PROMPT -> Return every line of the data that contains the string "there".

--- START ---

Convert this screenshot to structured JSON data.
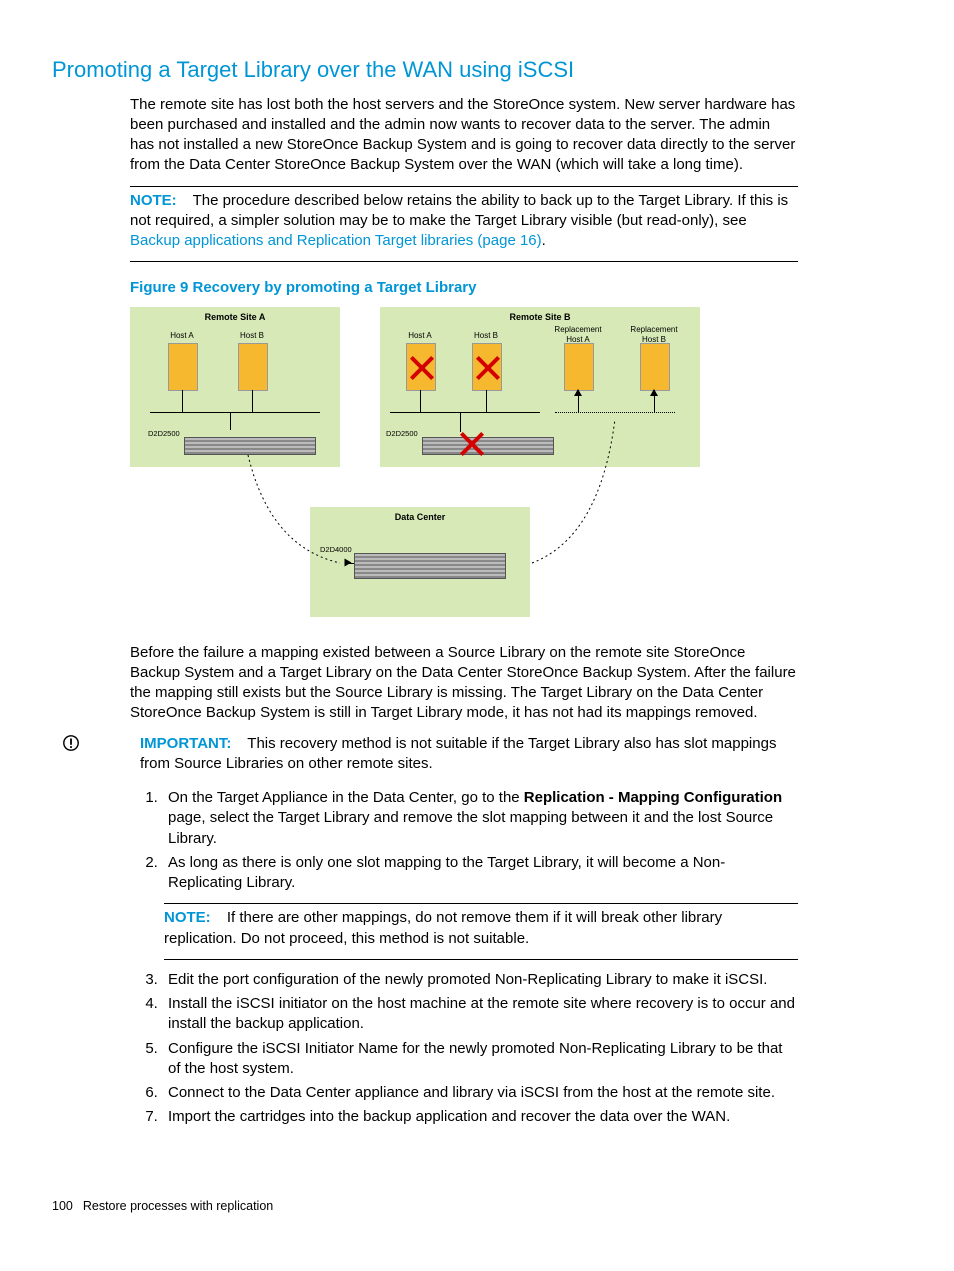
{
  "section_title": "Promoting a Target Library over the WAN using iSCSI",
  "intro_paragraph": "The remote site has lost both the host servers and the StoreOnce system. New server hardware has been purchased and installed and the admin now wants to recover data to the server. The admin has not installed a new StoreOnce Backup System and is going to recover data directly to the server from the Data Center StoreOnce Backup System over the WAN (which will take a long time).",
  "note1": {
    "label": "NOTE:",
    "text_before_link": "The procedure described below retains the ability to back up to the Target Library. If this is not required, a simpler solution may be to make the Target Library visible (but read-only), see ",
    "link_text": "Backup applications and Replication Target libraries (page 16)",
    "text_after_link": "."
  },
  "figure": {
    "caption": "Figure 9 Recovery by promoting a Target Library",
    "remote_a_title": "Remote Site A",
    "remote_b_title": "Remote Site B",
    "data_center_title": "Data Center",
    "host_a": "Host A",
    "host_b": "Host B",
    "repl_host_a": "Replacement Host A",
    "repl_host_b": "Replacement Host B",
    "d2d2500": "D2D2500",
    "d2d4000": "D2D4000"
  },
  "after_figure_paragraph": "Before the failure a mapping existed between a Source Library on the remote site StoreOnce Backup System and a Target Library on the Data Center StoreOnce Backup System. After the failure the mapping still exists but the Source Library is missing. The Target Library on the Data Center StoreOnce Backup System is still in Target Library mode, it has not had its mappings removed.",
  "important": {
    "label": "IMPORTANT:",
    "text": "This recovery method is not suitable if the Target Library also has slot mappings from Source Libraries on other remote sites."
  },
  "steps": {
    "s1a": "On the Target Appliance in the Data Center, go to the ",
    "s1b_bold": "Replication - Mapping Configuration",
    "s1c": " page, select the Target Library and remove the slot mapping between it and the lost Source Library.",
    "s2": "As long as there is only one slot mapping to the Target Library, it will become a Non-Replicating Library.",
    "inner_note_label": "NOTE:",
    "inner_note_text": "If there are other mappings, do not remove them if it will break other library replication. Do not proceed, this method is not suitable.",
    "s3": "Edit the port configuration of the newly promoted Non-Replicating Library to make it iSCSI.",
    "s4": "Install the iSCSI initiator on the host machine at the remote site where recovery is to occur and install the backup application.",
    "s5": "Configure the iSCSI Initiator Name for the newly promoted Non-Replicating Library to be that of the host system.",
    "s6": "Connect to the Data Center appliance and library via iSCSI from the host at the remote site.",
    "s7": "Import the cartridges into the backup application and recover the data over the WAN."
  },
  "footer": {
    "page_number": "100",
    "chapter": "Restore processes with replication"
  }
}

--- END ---

ANSWER AREA ->
    "s2": "As long as there is only one slot mapping to the Target Library, it will become a Non-Replicating Library.",
    "inner_note_text": "If there are other mappings, do not remove them if it will break other library replication. Do not proceed, this method is not suitable.",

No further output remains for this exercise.